After the Defeat of the Greens in Switzerland, What Next?
The general elections in Switzerland on Oct. 22 delivered a clear win to the People’s Party (SPP) and a defeat to the Greens (GPS and GLP). The SPP, already the largest party, increased its score by 3% to 28.6%, gaining 9 seats in the lower house (National Council); the Green Party lost 3.8% sinking to 9.4%, and the Green Liberal Party was down 0.6% to 7.2%. Together, the two latter lost 11 seats. The final results for the upper house, the Council of States, are not yet known, as several runoffs are scheduled for November.
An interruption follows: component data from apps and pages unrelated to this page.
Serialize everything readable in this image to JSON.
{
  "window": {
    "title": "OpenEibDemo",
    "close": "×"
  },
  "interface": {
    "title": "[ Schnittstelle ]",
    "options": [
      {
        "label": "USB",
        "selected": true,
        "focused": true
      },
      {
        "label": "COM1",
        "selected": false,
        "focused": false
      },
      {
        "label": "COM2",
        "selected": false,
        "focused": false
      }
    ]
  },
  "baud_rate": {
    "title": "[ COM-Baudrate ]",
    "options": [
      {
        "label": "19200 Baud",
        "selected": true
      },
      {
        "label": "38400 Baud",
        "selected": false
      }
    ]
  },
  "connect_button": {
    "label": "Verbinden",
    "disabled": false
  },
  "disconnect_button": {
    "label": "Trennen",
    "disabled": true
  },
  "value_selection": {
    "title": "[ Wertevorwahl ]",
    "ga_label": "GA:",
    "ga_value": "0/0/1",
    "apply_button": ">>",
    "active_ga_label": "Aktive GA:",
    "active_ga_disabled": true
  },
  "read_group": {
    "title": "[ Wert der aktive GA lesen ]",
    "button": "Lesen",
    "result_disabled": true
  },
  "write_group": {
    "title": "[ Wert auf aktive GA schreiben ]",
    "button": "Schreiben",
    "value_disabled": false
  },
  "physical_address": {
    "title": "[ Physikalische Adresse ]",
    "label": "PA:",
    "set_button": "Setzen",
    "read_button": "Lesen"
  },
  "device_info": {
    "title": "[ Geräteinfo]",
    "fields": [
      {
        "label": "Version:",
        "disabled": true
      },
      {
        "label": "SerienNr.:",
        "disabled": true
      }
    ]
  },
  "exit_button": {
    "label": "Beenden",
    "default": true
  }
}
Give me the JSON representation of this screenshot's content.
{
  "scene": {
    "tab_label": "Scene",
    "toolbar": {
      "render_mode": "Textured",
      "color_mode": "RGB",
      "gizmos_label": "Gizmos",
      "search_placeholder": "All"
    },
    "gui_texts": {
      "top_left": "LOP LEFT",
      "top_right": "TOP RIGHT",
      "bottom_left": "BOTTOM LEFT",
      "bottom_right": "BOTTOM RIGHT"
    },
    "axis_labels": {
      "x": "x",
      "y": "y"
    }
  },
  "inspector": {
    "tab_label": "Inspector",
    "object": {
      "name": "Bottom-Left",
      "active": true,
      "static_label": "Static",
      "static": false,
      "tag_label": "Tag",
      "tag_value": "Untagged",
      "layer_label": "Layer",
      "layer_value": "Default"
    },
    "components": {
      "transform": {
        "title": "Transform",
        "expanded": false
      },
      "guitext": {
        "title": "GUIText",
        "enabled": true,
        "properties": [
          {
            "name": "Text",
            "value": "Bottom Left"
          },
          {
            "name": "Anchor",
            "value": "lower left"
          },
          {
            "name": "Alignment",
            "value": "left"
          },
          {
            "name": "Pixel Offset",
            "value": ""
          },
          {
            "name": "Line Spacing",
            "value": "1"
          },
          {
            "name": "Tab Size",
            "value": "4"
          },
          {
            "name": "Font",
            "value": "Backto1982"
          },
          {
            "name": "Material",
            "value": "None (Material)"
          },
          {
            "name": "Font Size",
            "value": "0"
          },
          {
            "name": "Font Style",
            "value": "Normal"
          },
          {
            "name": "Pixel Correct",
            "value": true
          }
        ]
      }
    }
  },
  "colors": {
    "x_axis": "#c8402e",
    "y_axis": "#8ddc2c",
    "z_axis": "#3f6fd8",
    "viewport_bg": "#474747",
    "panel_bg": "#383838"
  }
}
The composition of the federal government, however, will not change, as the four largest parties make up the seven-member cabinet. The SPP, although the largest, has two members, as do the Socialist Party and the Liberals. The Center (Christian Democrats) has one. That said, the federal government will have to acknowledge the political signal sent by the voters: a clear rejection of climate policies and an endorsement of the SPP proposals on migration and neutrality issues.
The latter is of strategic importance. The SPP campaigned against the government decision to abandon the country’s traditional neutrality and endorse EU sanctions against Russia last year. In reality, giving up neutrality was just the last stage of a creeping process in which Switzerland’s sovereignty has been eroded, starting with the fall of the Berlin Wall in 1989 and the emergence of globalization. The country’s financial sector was increasingly integrated into the Wall Street and City of London-dominated financial casino, and when the 2008 financial crisis broke out, it became clear that the Swiss Government and Parliament could not take any independent action corresponding to national interest, but had to obey orders coming from the outside, under the “Too Big to Fail” dictate.
In that context, the betrayal of neutrality in foreign policy was only a formality. Nevertheless, the decision to join the EU sanctions on Russia, under the pretext of the Ukraine war, had a bombshell effect on Swiss patriots. By de facto supporting one side in the war, Switzerland gave up the moral status and the prestige which has allowed it to be a forum for peace and other negotiations in modern times. Earlier this year, the SPP began organizing for a popular referendum to re-establish Swiss neutrality and enshrine it in the Constitution. The general elections gave a clear political boost to that demand.
The other issue at stake in the immediate future, is whether Switzerland will continue to rescue American megabanks with taxpayer money, as it did in 2008 with the bailout of UBS and this year again with Credit Suisse (cf. SAS 12-16/23). The balance of power in Parliament and in the government has not (yet) changed on this issue. Although a coalition of SPP, SP and Greens in the National Council would have enough votes to pass a reform to separate commercial banks from investment banks, and let the latter fail if they go bankrupt, it would be difficult to reach a majority in the Council of States.